Enroll for two online courses, each requiring one textbook, and you’re instantly out $300. Take 30 online courses to earn your associate degree and watch your bank account dwindle by $4,500. And if you're taking courses in specialty areas, such as accounting, count on spending even more.
Taking steps to slash your college textbook costs can literally cut thousands off the total cost of your online education. Unlike a decade ago, students today have multiple options for getting college textbooks online, including the option of downloading some free textbooks or frequenting cheap online shopping sites.
Get Educated's editors went shopping online to find the best free and cheap online textbook deals.
The Get Educated consumer reporting team has uncovered some shocking news about online master's degree cost statistics.
Many public and state universities have begun offering the same master's degrees online as they've offered for decades on-campus. But buyer beware—a few are charging up to two times more for the convenience of online course delivery.
Compare Online Graduate School Costs
Increasingly, if you are considering an online graduate degree, the very same program may be available as a traditional residential degree and in an online learning format.
Many public and state universities, suffering from declining tax support, have begun charging higher tuition and fees for the convenience of online education.
If your state university is offering online masters or doctorate degrees, compare tuition and fee schedules before you enroll. Doing so could save you thousands on your graduate school education.
I’m searching for an online bachelor’s in business or management. But no two online colleges charge the same cost for this degree. One school can charge $50,000 more for what looks like the very same distance degree to me. Is an expensive online college better than a cheap one?
—Rayette, Boise, Idaho
There is no relationship between cost and quality in online education. Paying more won’t get you “more” of an education, nor will it necessarily buy you an academically better degree. The cost—and therefore affordability—of any online degree is a function of four factors. It may surprise you to learn that none of these is correlated with educational quality.
I attended college twelve years ago and dropped out. I finished three years of college toward my four-year bachelor’s degree in business. Can I transfer all these old credits toward a new online degree?

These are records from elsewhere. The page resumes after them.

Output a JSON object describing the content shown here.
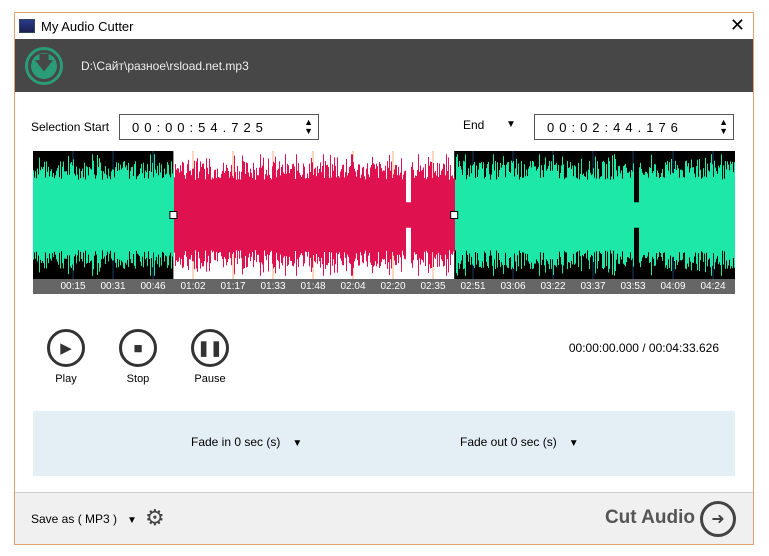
{
  "window": {
    "title": "My Audio Cutter",
    "close": "✕"
  },
  "file": {
    "path": "D:\\Сайт\\разное\\rsload.net.mp3"
  },
  "selection": {
    "start_label": "Selection Start",
    "start_value": "00:00:54.725",
    "end_label": "End",
    "end_value": "00:02:44.176"
  },
  "timeline": {
    "ticks": [
      "00:15",
      "00:31",
      "00:46",
      "01:02",
      "01:17",
      "01:33",
      "01:48",
      "02:04",
      "02:20",
      "02:35",
      "02:51",
      "03:06",
      "03:22",
      "03:37",
      "03:53",
      "04:09",
      "04:24"
    ]
  },
  "waveform": {
    "duration_s": 273.626,
    "selection_start_s": 54.725,
    "selection_end_s": 164.176,
    "colors": {
      "unselected": "#1ee8a8",
      "selected": "#e0114f"
    }
  },
  "controls": {
    "play": "Play",
    "stop": "Stop",
    "pause": "Pause"
  },
  "time_display": "00:00:00.000 / 00:04:33.626",
  "fade": {
    "in": "Fade in 0 sec (s)",
    "out": "Fade out 0 sec (s)"
  },
  "footer": {
    "save_as": "Save as ( MP3 )",
    "cut": "Cut Audio"
  }
}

Your old course credits will have to "fit" into any new college's degree structure. Because no two colleges have identical degree requirements, the transfer process rarely results in a perfect fit.
But you’re smart to ask about transfer credits. Losing credits in transfer is like losing your wallet. If you paid $150 per credit for your old courses—a modest price—and you lose fifteen credits when you transfer to a new college, you’ve lost $2,250.

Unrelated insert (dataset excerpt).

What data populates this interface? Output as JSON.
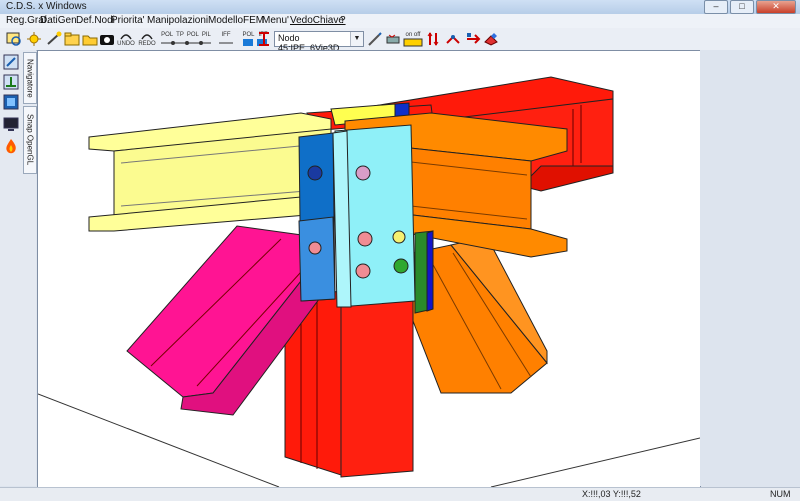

Five issues can affect your transfer credit standing. Before you enroll in any online college scrutinize each school’s policies on these issues.
An online masters degree can cost as little as $5,500, or up to $33,000.
Research by Get Educated highlights the top things to look for in finding an affordable masters degree online. A quick view of this video buyer’s guide will help you Get Educated online without going broke.
The price you pay for your online masters degree will depend, first of all, on your chosen major.
Be a sleuth before spending money on your masters degree. Use this guide to suss out an online school that will give you a top education without leaving you drowning in debt.
You found it – the only comprehensive, genuine, data-driven list of the cheapest online colleges for bachelor degrees in the USA.
We applaud your research skills.
The online learning steals and deals team at Get Educated researched and compared the sticker prices of 683 regionally accredited online bachelor degrees. We then compiled this special list of the cheapest online bachelor degrees just for you, the cost-shy consumer.